===== PROVIDED RECORDS
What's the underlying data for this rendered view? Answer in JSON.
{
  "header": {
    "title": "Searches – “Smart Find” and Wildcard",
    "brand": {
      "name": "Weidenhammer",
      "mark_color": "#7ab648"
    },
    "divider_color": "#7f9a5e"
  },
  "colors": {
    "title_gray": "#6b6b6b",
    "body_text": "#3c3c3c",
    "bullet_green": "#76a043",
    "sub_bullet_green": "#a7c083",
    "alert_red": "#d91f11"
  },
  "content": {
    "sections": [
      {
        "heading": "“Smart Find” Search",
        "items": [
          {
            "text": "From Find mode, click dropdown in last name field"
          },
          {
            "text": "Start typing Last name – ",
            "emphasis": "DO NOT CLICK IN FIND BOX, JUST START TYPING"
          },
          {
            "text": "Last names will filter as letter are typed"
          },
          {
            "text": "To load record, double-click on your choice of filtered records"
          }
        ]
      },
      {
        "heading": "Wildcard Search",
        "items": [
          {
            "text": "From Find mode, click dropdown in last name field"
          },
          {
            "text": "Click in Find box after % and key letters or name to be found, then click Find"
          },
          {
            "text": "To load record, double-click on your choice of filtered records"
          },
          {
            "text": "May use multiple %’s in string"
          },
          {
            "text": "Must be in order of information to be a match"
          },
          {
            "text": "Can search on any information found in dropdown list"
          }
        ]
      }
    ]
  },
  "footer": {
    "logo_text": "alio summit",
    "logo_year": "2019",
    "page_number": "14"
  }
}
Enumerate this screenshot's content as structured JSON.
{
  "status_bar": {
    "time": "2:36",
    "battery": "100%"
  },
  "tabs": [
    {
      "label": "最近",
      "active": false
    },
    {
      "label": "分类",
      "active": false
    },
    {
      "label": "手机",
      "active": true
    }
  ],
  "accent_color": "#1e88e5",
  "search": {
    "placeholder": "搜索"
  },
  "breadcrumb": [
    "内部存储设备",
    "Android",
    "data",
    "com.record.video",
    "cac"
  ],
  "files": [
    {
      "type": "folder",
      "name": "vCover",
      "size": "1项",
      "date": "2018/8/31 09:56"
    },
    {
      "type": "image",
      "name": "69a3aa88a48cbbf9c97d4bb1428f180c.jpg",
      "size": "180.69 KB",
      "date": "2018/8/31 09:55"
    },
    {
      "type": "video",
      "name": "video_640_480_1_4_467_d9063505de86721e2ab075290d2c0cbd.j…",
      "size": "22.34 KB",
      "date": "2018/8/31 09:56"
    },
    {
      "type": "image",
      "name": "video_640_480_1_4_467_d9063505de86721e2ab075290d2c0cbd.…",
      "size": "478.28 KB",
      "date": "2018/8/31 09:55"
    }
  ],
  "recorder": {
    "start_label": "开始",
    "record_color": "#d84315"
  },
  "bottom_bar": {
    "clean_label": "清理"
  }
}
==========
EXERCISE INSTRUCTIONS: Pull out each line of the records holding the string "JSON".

WRITTEN ANSWER:
What's the underlying data for this rendered view? Answer in JSON.
Enumerate this screenshot's content as structured JSON.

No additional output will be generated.